> _Work to be completed_: Set down each line of the data below exactly.

Dataset rows for apps and sites
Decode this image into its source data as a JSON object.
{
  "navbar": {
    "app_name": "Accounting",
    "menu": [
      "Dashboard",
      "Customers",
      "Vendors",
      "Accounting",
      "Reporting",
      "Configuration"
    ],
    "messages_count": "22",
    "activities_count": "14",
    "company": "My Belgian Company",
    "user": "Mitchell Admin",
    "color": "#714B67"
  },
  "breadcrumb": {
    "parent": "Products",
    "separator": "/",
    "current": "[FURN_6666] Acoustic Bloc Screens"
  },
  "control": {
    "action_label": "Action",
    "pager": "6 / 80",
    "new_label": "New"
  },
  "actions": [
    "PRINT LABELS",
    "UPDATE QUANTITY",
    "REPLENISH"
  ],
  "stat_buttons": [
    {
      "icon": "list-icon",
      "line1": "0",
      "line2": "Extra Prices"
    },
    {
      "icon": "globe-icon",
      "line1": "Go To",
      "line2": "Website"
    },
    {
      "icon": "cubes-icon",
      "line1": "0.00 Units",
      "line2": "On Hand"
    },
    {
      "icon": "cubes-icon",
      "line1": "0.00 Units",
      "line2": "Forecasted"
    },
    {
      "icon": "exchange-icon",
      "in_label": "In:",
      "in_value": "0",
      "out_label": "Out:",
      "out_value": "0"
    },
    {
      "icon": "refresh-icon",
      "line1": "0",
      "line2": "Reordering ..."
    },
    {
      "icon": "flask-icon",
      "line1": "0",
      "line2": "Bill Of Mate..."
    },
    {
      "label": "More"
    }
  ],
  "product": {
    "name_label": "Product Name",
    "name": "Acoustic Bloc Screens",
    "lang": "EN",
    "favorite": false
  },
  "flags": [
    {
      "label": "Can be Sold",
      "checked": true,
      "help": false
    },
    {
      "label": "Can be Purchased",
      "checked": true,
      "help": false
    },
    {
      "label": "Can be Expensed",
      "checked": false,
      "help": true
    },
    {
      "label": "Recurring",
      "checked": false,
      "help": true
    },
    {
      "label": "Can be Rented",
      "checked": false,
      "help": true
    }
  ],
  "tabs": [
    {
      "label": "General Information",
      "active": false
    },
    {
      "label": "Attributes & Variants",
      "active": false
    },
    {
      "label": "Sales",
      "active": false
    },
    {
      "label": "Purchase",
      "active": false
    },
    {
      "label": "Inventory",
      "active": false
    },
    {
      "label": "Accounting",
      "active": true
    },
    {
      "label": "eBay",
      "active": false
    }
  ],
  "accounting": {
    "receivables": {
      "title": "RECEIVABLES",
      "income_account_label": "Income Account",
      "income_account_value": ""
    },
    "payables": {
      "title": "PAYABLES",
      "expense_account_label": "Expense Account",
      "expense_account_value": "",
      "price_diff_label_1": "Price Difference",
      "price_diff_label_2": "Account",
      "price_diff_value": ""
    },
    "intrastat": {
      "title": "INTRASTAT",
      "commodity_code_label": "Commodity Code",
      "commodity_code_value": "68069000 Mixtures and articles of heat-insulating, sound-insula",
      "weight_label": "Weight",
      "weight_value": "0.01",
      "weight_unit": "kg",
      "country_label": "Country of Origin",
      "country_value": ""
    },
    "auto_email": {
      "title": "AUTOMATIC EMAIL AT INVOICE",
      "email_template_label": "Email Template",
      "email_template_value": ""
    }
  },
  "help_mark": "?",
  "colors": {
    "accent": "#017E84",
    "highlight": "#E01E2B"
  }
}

> _Solution_:
Decode this image into its source data as a JSON object.
{
  "navbar": {
    "app_name": "Accounting",
    "menu": [
      "Dashboard",
      "Customers",
      "Vendors",
      "Accounting",
      "Reporting",
      "Configuration"
    ],
    "messages_count": "22",
    "activities_count": "14",
    "company": "My Belgian Company",
    "user": "Mitchell Admin",
    "color": "#714B67"
  },
  "breadcrumb": {
    "parent": "Products",
    "separator": "/",
    "current": "[FURN_6666] Acoustic Bloc Screens"
  },
  "control": {
    "action_label": "Action",
    "pager": "6 / 80",
    "new_label": "New"
  },
  "actions": [
    "PRINT LABELS",
    "UPDATE QUANTITY",
    "REPLENISH"
  ],
  "stat_buttons": [
    {
      "icon": "list-icon",
      "line1": "0",
      "line2": "Extra Prices"
    },
    {
      "icon": "globe-icon",
      "line1": "Go To",
      "line2": "Website"
    },
    {
      "icon": "cubes-icon",
      "line1": "0.00 Units",
      "line2": "On Hand"
    },
    {
      "icon": "cubes-icon",
      "line1": "0.00 Units",
      "line2": "Forecasted"
    },
    {
      "icon": "exchange-icon",
      "in_label": "In:",
      "in_value": "0",
      "out_label": "Out:",
      "out_value": "0"
    },
    {
      "icon": "refresh-icon",
      "line1": "0",
      "line2": "Reordering ..."
    },
    {
      "icon": "flask-icon",
      "line1": "0",
      "line2": "Bill Of Mate..."
    },
    {
      "label": "More"
    }
  ],
  "product": {
    "name_label": "Product Name",
    "name": "Acoustic Bloc Screens",
    "lang": "EN",
    "favorite": false
  },
  "flags": [
    {
      "label": "Can be Sold",
      "checked": true,
      "help": false
    },
    {
      "label": "Can be Purchased",
      "checked": true,
      "help": false
    },
    {
      "label": "Can be Expensed",
      "checked": false,
      "help": true
    },
    {
      "label": "Recurring",
      "checked": false,
      "help": true
    },
    {
      "label": "Can be Rented",
      "checked": false,
      "help": true
    }
  ],
  "tabs": [
    {
      "label": "General Information",
      "active": false
    },
    {
      "label": "Attributes & Variants",
      "active": false
    },
    {
      "label": "Sales",
      "active": false
    },
    {
      "label": "Purchase",
      "active": false
    },
    {
      "label": "Inventory",
      "active": false
    },
    {
      "label": "Accounting",
      "active": true
    },
    {
      "label": "eBay",
      "active": false
    }
  ],
  "accounting": {
    "receivables": {
      "title": "RECEIVABLES",
      "income_account_label": "Income Account",
      "income_account_value": ""
    },
    "payables": {
      "title": "PAYABLES",
      "expense_account_label": "Expense Account",
      "expense_account_value": "",
      "price_diff_label_1": "Price Difference",
      "price_diff_label_2": "Account",
      "price_diff_value": ""
    },
    "intrastat": {
      "title": "INTRASTAT",
      "commodity_code_label": "Commodity Code",
      "commodity_code_value": "68069000 Mixtures and articles of heat-insulating, sound-insula",
      "weight_label": "Weight",
      "weight_value": "0.01",
      "weight_unit": "kg",
      "country_label": "Country of Origin",
      "country_value": ""
    },
    "auto_email": {
      "title": "AUTOMATIC EMAIL AT INVOICE",
      "email_template_label": "Email Template",
      "email_template_value": ""
    }
  },
  "help_mark": "?",
  "colors": {
    "accent": "#017E84",
    "highlight": "#E01E2B"
  }
}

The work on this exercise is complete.